For a population with an initial input margin , the following lemma gives an upper bound on the number of productive-b (blank-consuming) steps needed to complete each stage of Phase 1 correctly. Recall that each stage of Phase 1 completes correctly when the progress measure doubles from its initial value. During Phase 1 of the protocol on a population with input margin for some , starting at , within productive-b steps will increase to with probability at least .
Observe that from the time at which until the point (if ever) decreases below , is strictly greater than . Therefore, until reaches , the probability of a successful interaction (conditioned on having a blank-consuming interaction) is at least
where the final inequality holds because , , and . The change in can thus be viewed as a biased random walk starting at with success probability . Now, by Lemma 4.2, starting at , the probability of ever having an excess margin of between or steps to or steps is at most
where the final inequality holds given the assumption that . Thus with high probability, will never drop below when starting initially from . Now in a sequence of productive-b steps, in order for to reach , it is sufficient to ensure that the number of or steps within the sequence (which we denote by ) exceeds the number of or steps within the sequence (which we denote by ) by at least . Assuming that holds, we can see that in expectation over the sequence of productive-b steps that . As long as it follows that , and thus applying an upper Chernoff bound shows that
where again the penultimate inequality is due to the assumption that . Now, summing over all error probabilities and taking a union bound shows that will increase to within productive-b steps with probability at least . ∎
4.2.2 Phases 2 and 3: Blank-Consuming Step Bounds
The following lemma gives analogous bounds on the number of productive-b steps needed to complete stages of Phase 2, and Phase 3, correctly with high probability. Recall that each stage of Phase 2 of the protocol begins with , where , and ends correctly when decreases by a factor of 2 from its original value (similarly, Phase 3 starts with and ends correctly once reaches 0). Note that the following lemma proves a slightly stronger result by showing the number of productive-b steps needed to bring to , which will always be an upper bound on the number of steps needed to complete a stage of Phase 2, or Phase 3 correctly.
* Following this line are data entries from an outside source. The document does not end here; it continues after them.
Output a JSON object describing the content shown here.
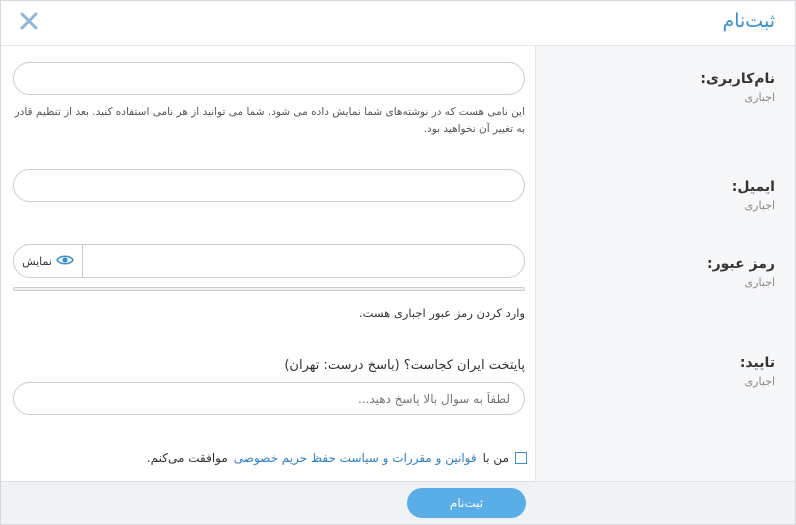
{
  "dialog": {
    "title": "ثبت‌نام",
    "close_icon": "close-icon"
  },
  "username": {
    "label": "نام‌کاربری:",
    "required": "اجباری",
    "value": "",
    "placeholder": "",
    "hint": "این نامی هست که در نوشته‌های شما نمایش داده می شود. شما می توانید از هر نامی استفاده کنید. بعد از تنظیم قادر به تغییر آن نخواهید بود."
  },
  "email": {
    "label": "ایمیل:",
    "required": "اجباری",
    "value": "",
    "placeholder": ""
  },
  "password": {
    "label": "رمز عبور:",
    "required": "اجباری",
    "value": "",
    "show_label": "نمایش",
    "show_icon": "eye-icon",
    "hint": "وارد کردن رمز عبور اجباری هست."
  },
  "captcha": {
    "label": "تایید:",
    "required": "اجباری",
    "question": "پایتخت ایران کجاست؟ (باسخ درست: تهران)",
    "value": "",
    "placeholder": "لطفاً به سوال بالا پاسخ دهید..."
  },
  "agreement": {
    "prefix": "من با",
    "link": "قوانین و مقررات و سیاست حفظ حریم خصوصی",
    "suffix": "موافقت می‌کنم.",
    "checked": false
  },
  "footer": {
    "submit_label": "ثبت‌نام"
  },
  "colors": {
    "accent": "#3a8fd0",
    "button": "#59aee8",
    "link": "#2e7fc4"
  }
}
Say for during Phase 2 of the protocol on a population with input margin for some . Assuming that remains below , then after at most productive-b steps, goes to 0 with probability at least for .
Recall from Lemma 4.2.1 that throughout the execution of on a population with input margin , the probability of a or step (conditioned on having a blank-consuming step) is bounded from below by , where . This lower bound holds as long as never drops below , which is ensured given the starting conditions of Phase 2 and by the assumption that . Now, given that is invariant throughout the execution, can be rewritten as . Also, since we assume starts at and never exceeds with high probability, it follows that
Denoting and steps as succeeding and and steps as failing, then the probability of a succeeding, productive-b interaction (conditioned on a blank-consuming step) can be rewritten as